## TASK DETAILS
Wherever a line in the records contains the word "this", return that line.

=== MATERIAL TO PROCESS ===

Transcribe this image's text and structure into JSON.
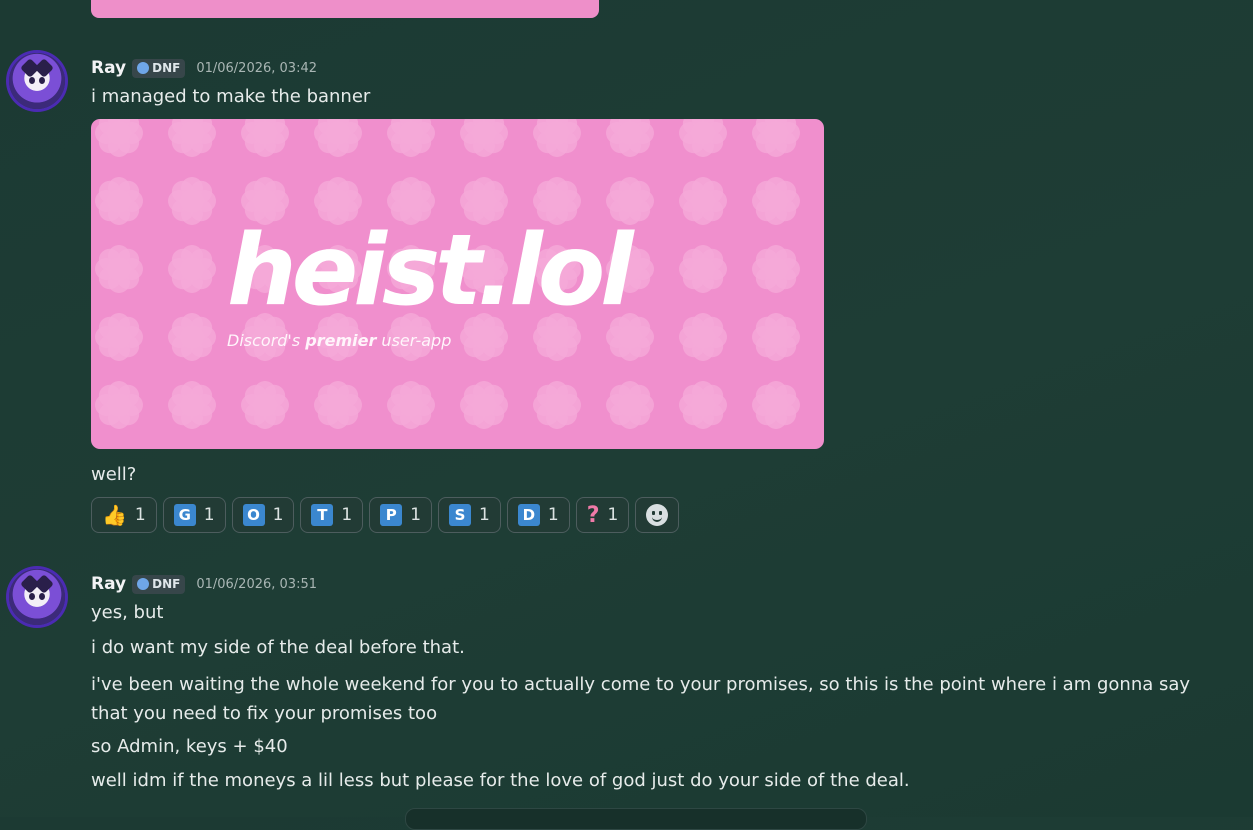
{
  "messages": [
    {
      "author": "Ray",
      "tag": "DNF",
      "timestamp": "01/06/2026, 03:42",
      "lines": [
        "i managed to make the banner"
      ],
      "attachment": {
        "title_left": "heist",
        "title_dot": ".",
        "title_right": "lol",
        "subtitle_prefix": "Discord's ",
        "subtitle_bold": "premier",
        "subtitle_suffix": " user-app",
        "background_color": "#f08fcd"
      },
      "followup": "well?",
      "reactions": [
        {
          "emoji": "👍",
          "icon": "thumbs-up-icon",
          "count": "1"
        },
        {
          "letter": "G",
          "count": "1"
        },
        {
          "letter": "O",
          "count": "1"
        },
        {
          "letter": "T",
          "count": "1"
        },
        {
          "letter": "P",
          "count": "1"
        },
        {
          "letter": "S",
          "count": "1"
        },
        {
          "letter": "D",
          "count": "1"
        },
        {
          "emoji": "?",
          "icon": "question-icon",
          "count": "1"
        }
      ]
    },
    {
      "author": "Ray",
      "tag": "DNF",
      "timestamp": "01/06/2026, 03:51",
      "lines": [
        "yes, but",
        "i do want my side of the deal before that.",
        "i've been waiting the whole weekend for you to actually come to your promises, so this is the point where i am gonna say that you need to fix your promises too",
        "so Admin, keys + $40",
        "well idm if the moneys a lil less but please for the love of god just do your side of the deal."
      ]
    }
  ],
  "colors": {
    "background": "#1d3b34",
    "reaction_letter": "#3b87cf",
    "banner_pink": "#f08fcd"
  }
}
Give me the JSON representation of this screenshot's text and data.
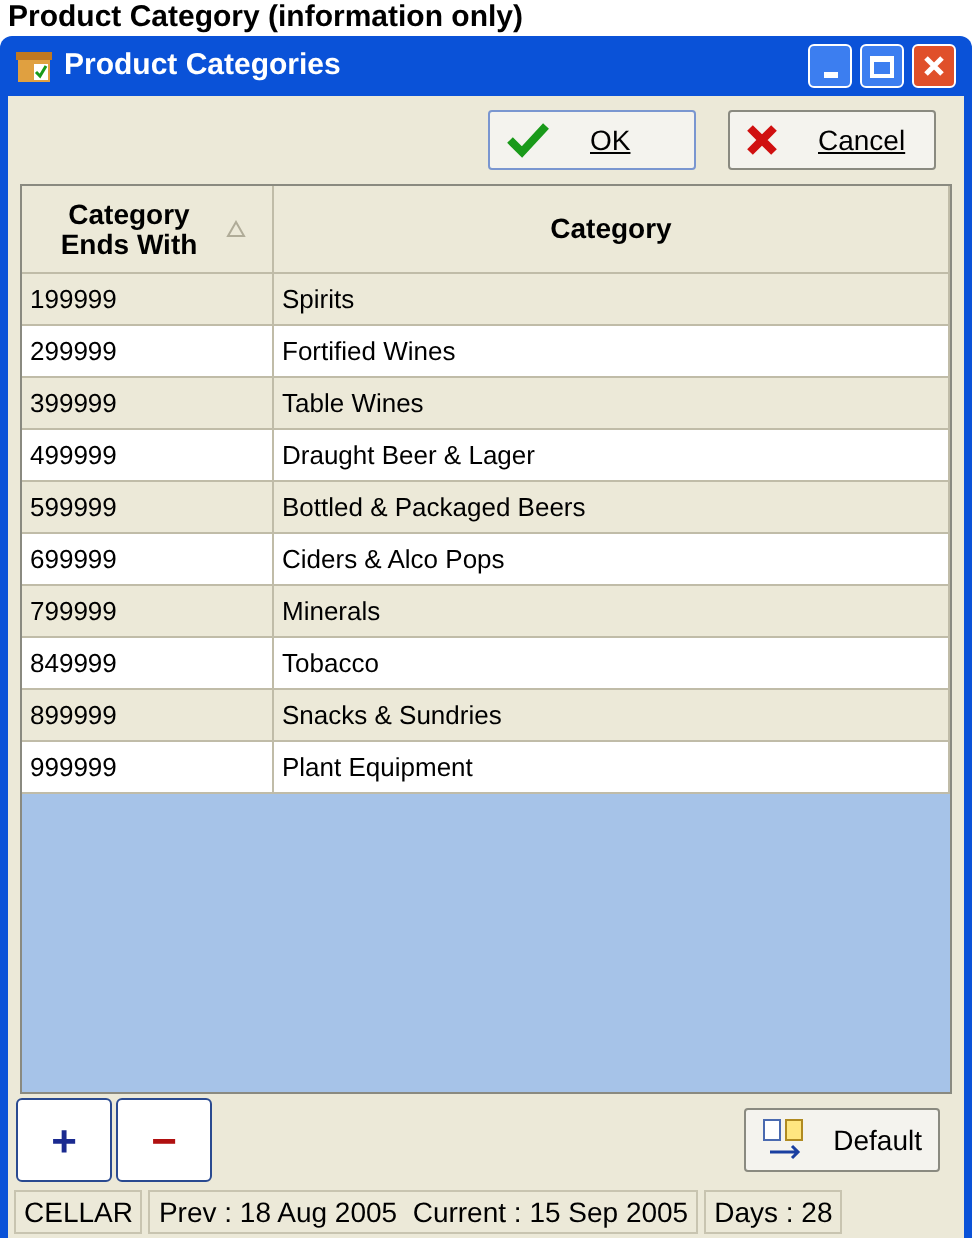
{
  "page_heading": "Product Category (information only)",
  "window": {
    "title": "Product Categories"
  },
  "toolbar": {
    "buttons": [
      {
        "kind": "ok",
        "label": "OK"
      },
      {
        "kind": "cancel",
        "label": "Cancel"
      }
    ]
  },
  "table": {
    "columns": [
      {
        "label": "Category Ends With",
        "sorted": true
      },
      {
        "label": "Category",
        "sorted": false
      }
    ],
    "rows": [
      {
        "cells": [
          "199999",
          "Spirits"
        ]
      },
      {
        "cells": [
          "299999",
          "Fortified Wines"
        ]
      },
      {
        "cells": [
          "399999",
          "Table Wines"
        ]
      },
      {
        "cells": [
          "499999",
          "Draught Beer & Lager"
        ]
      },
      {
        "cells": [
          "599999",
          "Bottled & Packaged Beers"
        ]
      },
      {
        "cells": [
          "699999",
          "Ciders & Alco Pops"
        ]
      },
      {
        "cells": [
          "799999",
          "Minerals"
        ]
      },
      {
        "cells": [
          "849999",
          "Tobacco"
        ]
      },
      {
        "cells": [
          "899999",
          "Snacks & Sundries"
        ]
      },
      {
        "cells": [
          "999999",
          "Plant Equipment"
        ]
      }
    ]
  },
  "bottom_buttons": [
    {
      "kind": "add",
      "label": "+"
    },
    {
      "kind": "remove",
      "label": "−"
    },
    {
      "kind": "default",
      "label": "Default"
    }
  ],
  "status_bar": [
    "CELLAR",
    "Prev : 18 Aug 2005  Current : 15 Sep 2005",
    "Days : 28"
  ]
}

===

## TASK RESPONSE
Transcribe this image's text and structure into JSON.
        "i've been waiting the whole weekend for you to actually come to your promises, so this is the point where i am gonna say that you need to fix your promises too",
Give me the JSON representation of this screenshot's text and data.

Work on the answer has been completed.